You can see we limit here the number of awards probabilities to stop at 8 (in the `xlim`

). That obviously has to be changed depending on the application.

Every scenario results in a distribution, probabilities for number of awards from 0 to 8 (max shown). In the scenarios everybody has a program, which are only three, hence three plots. But everybody also has a math score, which obviously varies. That variability does not do too much to change the probability of awards for General or Vocational programs NEW people. But it must for Academic.

The next trick would be to make a plot of only Academic NEW people, where perhaps you color the distributions so that higher math scores are a brighter and brighter red (or whatever color scheme you like).

Math scores goes from 33 to 75. Another fun thing would be to put these scores into discrete decision buckets (which you recall from your review we must always do), and then make the same plots for each of these decision buckets. How? Use the `cut`

function. Do maybe

x$math.cut = cut(x$math, breaks = c(0,45, 52, 59, 80))

which chunks it into the observed quartiles, Do this only if these make sensible decision points. Then you need only change the code above to reflect the new plot, e.g.

...

for (i in levels(x$math.cut)){

j = which(x$math.cut == i)

...

I did it and it worked fine, and showed something interesting. That's your homework!

Next time tobit regression.

Categories: Class - Applied Statistics, Statistics

Just checking if I am still blocked from making comments.

No need to convert the numerical id into a factor object. It is not used in the model, and cannot be used in the model as a factor variable either. Try it to see what kind of results you would get.

Not sure why you’d hunt for an x in the old data and then use it to make a new data point, the following is an cleaner, more efficient alternative.

w$prog = as.factor(‘Academic’)

If you have a new data point, since the model contains the variables prog and math, simply use

newdata=data.frame(prog=’Academic’, math=41)

MCMCpoisson.pred(fit,newdata)

if the function MCMCpoisson.predit is written in the same way how predictions are programmed in other regression packages, be it for Bayesian or classical method.
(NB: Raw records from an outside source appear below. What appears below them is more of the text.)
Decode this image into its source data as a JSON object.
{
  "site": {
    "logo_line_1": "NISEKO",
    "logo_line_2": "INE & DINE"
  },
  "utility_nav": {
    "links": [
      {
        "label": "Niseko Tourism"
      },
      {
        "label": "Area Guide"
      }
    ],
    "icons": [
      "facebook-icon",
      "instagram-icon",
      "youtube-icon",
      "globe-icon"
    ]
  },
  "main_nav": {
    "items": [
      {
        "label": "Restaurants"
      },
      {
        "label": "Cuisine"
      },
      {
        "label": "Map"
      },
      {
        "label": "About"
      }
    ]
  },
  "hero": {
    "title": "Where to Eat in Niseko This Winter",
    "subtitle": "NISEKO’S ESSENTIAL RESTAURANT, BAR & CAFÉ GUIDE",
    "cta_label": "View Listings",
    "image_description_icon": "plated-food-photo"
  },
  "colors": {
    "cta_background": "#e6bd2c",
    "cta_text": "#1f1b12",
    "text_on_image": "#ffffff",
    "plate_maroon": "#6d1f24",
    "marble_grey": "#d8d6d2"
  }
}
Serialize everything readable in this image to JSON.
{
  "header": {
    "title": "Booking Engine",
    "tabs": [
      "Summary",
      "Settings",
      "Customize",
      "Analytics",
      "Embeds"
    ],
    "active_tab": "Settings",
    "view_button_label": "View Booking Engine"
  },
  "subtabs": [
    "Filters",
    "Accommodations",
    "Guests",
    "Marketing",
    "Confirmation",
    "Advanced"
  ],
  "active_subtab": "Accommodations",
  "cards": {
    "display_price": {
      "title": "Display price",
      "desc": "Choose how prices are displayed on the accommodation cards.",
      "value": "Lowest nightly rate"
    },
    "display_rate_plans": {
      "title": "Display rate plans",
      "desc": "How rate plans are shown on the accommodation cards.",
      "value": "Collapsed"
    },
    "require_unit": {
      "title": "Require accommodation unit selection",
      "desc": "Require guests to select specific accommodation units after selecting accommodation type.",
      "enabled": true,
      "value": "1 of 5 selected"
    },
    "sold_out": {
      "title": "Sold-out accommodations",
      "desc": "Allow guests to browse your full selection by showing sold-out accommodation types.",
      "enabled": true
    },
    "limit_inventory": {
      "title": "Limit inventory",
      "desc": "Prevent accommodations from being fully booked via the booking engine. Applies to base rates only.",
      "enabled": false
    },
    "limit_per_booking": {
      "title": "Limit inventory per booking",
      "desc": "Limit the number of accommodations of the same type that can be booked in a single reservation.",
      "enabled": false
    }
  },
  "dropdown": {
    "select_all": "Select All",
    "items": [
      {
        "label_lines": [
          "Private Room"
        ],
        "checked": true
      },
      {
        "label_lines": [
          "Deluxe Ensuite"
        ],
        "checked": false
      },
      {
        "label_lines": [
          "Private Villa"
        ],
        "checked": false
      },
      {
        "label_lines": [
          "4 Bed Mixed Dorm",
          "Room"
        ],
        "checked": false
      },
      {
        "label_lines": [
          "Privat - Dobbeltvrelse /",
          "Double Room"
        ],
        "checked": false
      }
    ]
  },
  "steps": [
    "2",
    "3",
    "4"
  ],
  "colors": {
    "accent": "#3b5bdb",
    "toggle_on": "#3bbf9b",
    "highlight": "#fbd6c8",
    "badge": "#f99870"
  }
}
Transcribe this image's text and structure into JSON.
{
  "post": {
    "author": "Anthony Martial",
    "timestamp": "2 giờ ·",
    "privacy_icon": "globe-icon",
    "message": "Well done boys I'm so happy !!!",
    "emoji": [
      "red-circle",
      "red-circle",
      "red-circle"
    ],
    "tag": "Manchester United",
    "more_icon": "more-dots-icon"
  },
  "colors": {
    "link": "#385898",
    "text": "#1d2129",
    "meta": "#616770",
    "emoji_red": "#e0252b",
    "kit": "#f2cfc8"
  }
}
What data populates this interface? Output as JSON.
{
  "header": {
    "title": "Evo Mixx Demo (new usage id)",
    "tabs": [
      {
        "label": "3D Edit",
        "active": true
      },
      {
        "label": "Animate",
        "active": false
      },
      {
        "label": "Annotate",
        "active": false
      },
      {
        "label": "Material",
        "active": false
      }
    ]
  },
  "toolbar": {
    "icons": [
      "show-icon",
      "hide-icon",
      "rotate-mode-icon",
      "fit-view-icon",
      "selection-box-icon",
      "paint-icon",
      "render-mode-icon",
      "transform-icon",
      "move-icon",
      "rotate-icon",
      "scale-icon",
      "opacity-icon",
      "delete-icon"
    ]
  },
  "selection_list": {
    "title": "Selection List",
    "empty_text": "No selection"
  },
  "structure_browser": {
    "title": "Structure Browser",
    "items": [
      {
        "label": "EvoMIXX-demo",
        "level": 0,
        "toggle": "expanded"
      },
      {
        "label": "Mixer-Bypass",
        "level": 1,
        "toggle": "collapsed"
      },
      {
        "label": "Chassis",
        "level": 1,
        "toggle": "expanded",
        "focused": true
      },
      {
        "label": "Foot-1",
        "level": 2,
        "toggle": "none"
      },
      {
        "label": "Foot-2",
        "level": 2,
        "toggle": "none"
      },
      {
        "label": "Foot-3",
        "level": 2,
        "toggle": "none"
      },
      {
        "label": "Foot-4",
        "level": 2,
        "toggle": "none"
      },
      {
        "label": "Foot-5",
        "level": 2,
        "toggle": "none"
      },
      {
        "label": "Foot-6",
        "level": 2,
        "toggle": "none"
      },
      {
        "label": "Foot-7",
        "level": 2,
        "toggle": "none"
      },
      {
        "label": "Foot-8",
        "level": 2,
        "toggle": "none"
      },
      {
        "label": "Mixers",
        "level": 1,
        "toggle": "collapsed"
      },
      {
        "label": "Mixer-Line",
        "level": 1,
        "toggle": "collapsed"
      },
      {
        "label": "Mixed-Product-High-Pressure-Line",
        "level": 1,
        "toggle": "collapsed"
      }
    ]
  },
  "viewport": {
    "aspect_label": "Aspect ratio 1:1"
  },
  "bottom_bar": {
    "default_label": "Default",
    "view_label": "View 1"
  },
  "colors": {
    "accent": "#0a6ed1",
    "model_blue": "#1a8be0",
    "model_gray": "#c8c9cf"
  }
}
Yes, classical methods make predictions too.

Since every decision, like every measure, is discrete and finite in act,so, why didn’t discretized/bucketized the math variable in your analyses here?